── PROVIDED ENTRIES
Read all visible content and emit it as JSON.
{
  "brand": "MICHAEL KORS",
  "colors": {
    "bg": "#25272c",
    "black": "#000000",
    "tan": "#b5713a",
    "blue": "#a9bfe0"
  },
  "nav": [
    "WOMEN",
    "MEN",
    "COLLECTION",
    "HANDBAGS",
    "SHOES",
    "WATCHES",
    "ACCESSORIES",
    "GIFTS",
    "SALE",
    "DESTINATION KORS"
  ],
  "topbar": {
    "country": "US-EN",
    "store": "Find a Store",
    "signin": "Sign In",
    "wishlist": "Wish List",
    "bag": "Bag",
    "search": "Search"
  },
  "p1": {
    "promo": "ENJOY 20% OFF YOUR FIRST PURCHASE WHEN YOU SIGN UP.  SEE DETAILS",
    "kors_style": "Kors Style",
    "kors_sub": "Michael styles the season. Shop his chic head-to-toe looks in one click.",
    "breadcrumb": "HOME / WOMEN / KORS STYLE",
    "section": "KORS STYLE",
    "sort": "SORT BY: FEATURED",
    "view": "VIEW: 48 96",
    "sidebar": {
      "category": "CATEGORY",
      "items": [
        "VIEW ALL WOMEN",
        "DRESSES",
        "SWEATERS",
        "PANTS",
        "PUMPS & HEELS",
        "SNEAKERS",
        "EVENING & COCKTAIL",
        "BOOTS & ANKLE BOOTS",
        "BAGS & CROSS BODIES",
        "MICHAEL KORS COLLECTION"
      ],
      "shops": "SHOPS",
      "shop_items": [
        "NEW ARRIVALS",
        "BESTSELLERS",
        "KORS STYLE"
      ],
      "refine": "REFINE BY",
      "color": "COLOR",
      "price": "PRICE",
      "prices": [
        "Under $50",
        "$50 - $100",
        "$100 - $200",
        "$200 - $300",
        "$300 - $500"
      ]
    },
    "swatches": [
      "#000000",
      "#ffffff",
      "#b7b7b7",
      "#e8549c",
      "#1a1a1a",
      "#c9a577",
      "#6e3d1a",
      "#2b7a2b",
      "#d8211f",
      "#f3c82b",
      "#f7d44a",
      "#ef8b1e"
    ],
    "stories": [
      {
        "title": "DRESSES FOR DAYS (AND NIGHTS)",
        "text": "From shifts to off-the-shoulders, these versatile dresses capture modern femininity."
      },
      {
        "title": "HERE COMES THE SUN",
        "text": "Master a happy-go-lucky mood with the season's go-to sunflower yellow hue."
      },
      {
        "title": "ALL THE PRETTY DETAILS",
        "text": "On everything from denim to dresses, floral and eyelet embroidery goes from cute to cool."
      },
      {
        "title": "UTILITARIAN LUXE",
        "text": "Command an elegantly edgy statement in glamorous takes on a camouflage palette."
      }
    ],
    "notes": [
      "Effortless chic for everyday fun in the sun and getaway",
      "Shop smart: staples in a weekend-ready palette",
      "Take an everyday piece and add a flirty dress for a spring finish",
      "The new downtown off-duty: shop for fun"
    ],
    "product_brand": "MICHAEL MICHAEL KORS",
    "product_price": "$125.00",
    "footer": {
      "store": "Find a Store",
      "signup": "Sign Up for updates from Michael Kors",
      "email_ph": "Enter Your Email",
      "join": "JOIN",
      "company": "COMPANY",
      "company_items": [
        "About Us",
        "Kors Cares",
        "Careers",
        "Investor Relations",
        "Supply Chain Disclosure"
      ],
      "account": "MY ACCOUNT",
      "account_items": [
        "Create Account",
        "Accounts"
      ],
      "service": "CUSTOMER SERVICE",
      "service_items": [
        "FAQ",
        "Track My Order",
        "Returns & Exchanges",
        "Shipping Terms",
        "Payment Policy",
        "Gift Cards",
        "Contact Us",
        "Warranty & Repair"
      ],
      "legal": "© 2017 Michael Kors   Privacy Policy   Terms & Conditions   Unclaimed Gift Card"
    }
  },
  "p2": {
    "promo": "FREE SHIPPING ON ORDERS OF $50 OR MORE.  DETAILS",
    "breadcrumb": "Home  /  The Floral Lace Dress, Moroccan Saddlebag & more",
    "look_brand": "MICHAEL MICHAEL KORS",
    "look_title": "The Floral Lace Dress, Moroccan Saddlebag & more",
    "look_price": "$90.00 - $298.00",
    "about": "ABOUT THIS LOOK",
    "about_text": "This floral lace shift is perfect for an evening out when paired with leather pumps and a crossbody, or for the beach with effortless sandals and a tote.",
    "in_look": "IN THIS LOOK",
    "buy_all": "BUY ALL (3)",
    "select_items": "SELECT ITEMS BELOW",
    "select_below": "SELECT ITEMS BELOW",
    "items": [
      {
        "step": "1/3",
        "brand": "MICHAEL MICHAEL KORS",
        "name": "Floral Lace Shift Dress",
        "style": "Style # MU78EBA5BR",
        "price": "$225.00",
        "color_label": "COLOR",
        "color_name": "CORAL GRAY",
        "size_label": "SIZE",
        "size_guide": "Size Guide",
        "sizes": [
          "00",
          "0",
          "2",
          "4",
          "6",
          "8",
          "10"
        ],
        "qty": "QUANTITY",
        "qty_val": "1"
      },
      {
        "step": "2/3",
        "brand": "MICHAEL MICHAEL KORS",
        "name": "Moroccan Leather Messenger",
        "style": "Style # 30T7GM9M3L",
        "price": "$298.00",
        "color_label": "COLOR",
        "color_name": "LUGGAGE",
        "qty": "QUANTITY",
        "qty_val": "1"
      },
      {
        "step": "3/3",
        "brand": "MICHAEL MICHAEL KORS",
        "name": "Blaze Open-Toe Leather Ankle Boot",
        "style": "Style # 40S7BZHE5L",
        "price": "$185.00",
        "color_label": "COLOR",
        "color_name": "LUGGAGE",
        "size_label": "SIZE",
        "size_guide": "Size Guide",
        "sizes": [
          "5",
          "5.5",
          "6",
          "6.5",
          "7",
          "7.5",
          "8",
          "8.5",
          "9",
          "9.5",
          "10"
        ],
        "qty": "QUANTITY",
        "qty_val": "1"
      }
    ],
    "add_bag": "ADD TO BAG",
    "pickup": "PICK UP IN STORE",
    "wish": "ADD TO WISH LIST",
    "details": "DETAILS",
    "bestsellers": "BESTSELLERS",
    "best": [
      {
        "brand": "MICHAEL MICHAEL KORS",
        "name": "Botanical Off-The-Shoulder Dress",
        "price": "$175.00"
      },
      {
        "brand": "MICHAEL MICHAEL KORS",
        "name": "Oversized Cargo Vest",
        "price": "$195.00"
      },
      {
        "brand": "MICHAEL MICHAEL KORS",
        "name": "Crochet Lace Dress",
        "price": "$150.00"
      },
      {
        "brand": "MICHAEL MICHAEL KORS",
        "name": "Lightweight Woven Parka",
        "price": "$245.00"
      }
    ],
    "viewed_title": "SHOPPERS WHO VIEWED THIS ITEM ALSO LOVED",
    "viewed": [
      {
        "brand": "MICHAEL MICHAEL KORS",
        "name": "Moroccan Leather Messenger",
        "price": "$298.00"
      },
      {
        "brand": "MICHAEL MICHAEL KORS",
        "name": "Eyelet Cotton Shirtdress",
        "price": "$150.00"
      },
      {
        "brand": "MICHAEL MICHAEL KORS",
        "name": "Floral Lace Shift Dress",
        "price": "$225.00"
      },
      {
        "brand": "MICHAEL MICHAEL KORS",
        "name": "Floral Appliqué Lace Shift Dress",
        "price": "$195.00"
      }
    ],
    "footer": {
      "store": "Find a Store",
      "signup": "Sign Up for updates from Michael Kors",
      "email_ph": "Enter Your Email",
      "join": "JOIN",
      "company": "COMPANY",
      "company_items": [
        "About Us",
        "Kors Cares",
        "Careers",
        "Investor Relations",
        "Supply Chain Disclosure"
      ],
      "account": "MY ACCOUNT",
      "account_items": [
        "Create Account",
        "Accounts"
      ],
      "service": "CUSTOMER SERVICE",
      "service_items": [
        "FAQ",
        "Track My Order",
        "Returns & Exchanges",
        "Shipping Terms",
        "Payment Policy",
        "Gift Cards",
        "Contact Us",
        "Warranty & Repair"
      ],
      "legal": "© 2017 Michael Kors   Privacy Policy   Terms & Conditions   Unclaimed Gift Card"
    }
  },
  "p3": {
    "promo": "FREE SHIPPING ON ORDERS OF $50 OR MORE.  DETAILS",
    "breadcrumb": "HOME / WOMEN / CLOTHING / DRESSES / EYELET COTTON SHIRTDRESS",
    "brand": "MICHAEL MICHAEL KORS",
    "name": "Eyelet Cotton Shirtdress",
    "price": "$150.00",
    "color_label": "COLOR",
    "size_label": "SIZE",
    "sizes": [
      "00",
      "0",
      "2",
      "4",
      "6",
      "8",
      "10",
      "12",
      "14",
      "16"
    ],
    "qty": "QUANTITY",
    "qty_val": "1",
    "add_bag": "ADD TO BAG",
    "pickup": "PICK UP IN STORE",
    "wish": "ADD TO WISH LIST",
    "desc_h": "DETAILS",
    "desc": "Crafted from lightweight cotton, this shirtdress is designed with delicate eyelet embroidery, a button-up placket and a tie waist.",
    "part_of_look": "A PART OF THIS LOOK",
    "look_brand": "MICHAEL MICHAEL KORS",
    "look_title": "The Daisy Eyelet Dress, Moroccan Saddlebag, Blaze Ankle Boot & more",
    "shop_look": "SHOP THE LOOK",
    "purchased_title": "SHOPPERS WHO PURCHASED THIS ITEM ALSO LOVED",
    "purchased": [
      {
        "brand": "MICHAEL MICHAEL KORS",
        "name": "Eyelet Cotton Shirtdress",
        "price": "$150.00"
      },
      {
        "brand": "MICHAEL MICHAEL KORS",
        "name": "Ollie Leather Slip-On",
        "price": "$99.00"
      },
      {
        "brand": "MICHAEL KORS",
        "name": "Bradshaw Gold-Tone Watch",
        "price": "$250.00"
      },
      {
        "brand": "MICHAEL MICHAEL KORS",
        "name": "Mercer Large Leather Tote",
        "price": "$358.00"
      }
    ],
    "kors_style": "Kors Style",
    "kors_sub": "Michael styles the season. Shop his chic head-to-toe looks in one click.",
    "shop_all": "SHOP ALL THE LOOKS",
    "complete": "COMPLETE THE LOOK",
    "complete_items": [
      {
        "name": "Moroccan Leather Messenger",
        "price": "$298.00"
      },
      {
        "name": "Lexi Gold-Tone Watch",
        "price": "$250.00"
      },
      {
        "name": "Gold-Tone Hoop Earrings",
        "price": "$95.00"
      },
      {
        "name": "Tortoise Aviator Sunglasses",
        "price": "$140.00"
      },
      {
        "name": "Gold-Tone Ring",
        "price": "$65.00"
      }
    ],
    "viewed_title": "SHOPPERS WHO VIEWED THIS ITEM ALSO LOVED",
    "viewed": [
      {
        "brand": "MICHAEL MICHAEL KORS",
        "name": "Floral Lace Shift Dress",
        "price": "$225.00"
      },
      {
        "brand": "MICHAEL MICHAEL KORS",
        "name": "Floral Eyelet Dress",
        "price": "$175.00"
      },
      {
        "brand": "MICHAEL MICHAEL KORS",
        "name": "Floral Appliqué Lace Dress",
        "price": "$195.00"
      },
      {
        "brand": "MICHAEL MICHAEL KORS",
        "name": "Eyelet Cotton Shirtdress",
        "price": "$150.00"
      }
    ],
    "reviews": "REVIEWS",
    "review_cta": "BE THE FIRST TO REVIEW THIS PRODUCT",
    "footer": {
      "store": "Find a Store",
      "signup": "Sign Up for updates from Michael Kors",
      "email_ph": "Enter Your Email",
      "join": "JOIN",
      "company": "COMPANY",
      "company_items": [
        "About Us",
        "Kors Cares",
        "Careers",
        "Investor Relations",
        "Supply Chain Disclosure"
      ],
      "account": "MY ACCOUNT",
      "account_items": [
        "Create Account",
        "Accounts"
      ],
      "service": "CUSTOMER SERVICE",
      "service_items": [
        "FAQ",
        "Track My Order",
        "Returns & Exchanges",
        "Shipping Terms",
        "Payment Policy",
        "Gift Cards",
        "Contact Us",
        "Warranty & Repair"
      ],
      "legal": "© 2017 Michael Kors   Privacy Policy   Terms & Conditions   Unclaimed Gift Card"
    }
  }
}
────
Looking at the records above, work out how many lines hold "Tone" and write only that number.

4